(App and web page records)
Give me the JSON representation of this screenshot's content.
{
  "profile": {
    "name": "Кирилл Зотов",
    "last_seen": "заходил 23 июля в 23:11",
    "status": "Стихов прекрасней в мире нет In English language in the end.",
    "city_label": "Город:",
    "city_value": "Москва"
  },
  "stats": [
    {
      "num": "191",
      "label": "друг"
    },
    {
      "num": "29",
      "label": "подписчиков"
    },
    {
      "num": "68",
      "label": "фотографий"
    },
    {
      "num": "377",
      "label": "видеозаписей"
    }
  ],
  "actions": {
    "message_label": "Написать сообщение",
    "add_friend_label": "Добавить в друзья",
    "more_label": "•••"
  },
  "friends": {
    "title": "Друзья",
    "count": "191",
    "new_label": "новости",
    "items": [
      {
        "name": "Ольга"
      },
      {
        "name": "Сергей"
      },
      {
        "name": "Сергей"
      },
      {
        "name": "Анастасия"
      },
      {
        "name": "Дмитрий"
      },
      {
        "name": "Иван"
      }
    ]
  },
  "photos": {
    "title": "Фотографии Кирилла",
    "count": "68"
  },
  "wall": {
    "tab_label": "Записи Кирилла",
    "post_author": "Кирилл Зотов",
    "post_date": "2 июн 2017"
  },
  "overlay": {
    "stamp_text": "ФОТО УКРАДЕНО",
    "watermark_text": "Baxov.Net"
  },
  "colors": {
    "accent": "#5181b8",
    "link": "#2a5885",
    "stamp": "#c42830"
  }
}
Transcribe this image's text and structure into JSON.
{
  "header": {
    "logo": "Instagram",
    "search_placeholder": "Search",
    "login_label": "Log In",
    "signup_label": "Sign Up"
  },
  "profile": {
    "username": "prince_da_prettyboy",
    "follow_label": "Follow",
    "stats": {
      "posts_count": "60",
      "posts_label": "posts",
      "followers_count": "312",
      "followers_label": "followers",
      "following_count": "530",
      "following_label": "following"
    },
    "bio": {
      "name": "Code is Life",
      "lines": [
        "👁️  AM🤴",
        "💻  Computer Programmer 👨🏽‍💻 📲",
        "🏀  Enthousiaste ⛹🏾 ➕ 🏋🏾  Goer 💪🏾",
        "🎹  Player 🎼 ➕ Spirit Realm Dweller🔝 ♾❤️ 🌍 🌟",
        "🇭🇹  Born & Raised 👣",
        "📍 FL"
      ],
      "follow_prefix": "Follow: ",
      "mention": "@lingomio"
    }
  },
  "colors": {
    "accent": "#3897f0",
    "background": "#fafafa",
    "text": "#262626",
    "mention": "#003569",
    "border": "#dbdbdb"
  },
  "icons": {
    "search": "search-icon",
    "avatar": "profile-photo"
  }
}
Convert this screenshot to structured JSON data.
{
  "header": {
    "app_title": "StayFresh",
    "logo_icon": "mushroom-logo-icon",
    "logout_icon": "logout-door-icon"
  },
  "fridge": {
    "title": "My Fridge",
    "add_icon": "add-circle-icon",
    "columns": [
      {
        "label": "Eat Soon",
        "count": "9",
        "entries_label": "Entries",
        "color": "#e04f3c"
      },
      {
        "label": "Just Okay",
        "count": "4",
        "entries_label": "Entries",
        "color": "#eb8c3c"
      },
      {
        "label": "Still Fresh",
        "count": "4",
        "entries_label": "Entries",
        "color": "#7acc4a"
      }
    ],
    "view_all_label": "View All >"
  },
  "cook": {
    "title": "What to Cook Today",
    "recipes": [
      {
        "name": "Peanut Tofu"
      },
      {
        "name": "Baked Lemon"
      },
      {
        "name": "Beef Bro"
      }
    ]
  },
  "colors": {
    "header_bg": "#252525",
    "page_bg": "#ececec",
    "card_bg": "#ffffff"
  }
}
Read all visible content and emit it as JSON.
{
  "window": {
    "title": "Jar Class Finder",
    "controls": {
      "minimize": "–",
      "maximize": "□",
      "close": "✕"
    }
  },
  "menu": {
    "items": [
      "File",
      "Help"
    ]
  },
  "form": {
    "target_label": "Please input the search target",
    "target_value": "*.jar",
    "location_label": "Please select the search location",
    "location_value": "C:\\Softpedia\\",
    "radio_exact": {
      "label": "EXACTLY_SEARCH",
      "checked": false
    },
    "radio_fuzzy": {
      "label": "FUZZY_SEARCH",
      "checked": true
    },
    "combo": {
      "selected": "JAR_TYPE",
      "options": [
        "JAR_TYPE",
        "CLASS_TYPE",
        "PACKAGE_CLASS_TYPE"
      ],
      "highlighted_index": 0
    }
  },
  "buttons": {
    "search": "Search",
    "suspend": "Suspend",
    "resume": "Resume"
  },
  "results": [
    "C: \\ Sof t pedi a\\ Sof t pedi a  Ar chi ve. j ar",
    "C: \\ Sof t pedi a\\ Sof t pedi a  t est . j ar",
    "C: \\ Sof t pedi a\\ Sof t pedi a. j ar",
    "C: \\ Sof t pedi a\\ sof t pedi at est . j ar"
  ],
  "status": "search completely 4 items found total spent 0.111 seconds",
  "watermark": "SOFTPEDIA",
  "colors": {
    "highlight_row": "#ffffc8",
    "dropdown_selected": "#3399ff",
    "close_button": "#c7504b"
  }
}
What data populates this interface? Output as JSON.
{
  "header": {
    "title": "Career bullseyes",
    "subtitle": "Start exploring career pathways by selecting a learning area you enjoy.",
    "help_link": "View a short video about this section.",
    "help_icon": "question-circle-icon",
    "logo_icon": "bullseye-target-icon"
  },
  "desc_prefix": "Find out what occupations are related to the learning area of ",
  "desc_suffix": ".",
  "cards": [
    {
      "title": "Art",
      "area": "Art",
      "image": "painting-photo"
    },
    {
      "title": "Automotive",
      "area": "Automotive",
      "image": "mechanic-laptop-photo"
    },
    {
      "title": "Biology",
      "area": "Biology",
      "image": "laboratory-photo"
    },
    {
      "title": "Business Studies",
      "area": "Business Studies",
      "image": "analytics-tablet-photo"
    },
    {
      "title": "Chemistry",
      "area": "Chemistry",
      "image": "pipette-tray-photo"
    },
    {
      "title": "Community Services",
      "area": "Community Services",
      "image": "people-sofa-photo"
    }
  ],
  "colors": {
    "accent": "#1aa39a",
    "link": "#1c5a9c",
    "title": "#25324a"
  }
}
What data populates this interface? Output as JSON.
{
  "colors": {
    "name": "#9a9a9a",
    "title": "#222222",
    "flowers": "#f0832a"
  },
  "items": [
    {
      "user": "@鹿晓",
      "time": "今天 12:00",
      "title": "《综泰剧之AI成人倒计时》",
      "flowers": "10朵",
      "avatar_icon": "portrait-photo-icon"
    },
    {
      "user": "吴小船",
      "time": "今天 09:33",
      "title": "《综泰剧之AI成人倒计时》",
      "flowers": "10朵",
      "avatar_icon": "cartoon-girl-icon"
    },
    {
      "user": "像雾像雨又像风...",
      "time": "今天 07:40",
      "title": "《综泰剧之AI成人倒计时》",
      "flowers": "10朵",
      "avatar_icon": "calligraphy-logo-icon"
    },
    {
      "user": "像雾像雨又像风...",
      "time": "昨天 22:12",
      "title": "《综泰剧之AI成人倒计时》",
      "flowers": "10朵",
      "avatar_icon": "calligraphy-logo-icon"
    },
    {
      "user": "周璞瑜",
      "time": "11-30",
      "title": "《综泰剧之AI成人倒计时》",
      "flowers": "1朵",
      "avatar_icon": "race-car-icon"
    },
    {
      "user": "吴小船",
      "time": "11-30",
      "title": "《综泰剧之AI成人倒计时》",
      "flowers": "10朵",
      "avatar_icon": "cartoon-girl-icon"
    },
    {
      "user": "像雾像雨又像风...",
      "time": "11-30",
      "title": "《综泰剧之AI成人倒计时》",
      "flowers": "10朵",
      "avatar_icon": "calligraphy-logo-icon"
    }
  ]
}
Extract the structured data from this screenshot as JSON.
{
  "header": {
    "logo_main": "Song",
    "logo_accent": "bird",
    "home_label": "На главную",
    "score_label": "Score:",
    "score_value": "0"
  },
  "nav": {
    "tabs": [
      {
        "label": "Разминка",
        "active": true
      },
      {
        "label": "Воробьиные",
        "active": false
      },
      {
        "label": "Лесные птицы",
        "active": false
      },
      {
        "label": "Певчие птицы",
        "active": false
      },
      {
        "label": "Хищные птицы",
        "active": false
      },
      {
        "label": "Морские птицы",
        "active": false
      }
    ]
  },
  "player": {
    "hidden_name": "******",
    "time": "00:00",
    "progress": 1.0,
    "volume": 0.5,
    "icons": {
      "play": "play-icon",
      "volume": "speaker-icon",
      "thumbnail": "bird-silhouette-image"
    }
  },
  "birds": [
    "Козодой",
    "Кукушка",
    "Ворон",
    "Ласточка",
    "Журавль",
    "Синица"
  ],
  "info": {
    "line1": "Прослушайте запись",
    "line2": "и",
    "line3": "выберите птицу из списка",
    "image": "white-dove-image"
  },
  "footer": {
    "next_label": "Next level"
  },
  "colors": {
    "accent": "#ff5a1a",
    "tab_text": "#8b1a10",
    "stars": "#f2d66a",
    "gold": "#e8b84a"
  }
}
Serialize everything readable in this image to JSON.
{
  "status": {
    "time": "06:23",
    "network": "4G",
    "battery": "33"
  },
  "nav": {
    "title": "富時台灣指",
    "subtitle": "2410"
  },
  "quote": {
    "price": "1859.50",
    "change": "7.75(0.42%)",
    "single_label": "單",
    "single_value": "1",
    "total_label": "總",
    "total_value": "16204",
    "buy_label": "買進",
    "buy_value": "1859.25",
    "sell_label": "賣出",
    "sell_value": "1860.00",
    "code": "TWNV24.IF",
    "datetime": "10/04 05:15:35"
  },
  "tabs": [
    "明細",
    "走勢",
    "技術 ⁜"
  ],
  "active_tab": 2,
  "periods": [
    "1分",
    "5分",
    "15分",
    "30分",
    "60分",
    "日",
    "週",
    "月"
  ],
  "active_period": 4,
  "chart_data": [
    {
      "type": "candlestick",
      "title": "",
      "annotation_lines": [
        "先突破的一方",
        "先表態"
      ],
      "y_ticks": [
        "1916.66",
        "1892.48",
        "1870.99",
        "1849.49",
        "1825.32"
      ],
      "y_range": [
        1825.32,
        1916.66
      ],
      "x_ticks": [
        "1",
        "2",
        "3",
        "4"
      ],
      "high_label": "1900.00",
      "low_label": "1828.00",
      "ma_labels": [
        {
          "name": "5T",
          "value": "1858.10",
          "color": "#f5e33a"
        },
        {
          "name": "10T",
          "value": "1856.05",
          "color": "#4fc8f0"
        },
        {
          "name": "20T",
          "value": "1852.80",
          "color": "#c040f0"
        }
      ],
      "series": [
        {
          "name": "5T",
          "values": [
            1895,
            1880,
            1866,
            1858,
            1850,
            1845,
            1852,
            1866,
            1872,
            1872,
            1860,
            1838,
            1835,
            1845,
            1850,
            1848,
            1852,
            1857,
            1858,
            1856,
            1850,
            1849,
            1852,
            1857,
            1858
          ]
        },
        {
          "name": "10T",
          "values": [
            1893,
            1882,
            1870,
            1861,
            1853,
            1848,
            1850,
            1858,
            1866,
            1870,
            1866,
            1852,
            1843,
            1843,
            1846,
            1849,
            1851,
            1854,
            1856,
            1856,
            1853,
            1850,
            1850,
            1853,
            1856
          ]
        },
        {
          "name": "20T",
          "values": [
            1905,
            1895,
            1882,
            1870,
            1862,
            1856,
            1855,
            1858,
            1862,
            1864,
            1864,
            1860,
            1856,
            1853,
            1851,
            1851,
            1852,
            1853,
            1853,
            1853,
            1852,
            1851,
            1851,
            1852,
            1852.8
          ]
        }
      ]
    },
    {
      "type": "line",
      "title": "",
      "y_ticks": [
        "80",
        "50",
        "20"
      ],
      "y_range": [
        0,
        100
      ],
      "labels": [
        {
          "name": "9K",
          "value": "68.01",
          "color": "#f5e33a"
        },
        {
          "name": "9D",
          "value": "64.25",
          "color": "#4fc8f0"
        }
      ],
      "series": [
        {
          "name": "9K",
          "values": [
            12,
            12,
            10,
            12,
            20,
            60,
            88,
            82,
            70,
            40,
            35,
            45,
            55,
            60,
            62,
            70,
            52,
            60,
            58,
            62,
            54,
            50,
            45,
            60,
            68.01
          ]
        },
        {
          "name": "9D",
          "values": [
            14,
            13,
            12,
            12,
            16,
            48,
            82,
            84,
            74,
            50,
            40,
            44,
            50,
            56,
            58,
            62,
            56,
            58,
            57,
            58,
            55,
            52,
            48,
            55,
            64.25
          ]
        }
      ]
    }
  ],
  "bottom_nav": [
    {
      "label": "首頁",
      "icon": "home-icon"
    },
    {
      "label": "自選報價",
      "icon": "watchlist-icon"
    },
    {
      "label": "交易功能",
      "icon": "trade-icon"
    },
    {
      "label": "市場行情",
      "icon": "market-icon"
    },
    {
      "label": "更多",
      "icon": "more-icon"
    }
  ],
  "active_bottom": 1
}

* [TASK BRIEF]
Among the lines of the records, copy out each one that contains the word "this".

* [WRITTEN RESPONSE]
Give me the JSON representation of this screenshot's content.
Transcribe this image's text and structure into JSON.
Convert this screenshot to structured JSON data.
What data populates this interface? Output as JSON.
    "help_link": "View a short video about this section.",
What data populates this interface? Output as JSON.
Extract the structured data from this screenshot as JSON.
Serialize everything readable in this image to JSON.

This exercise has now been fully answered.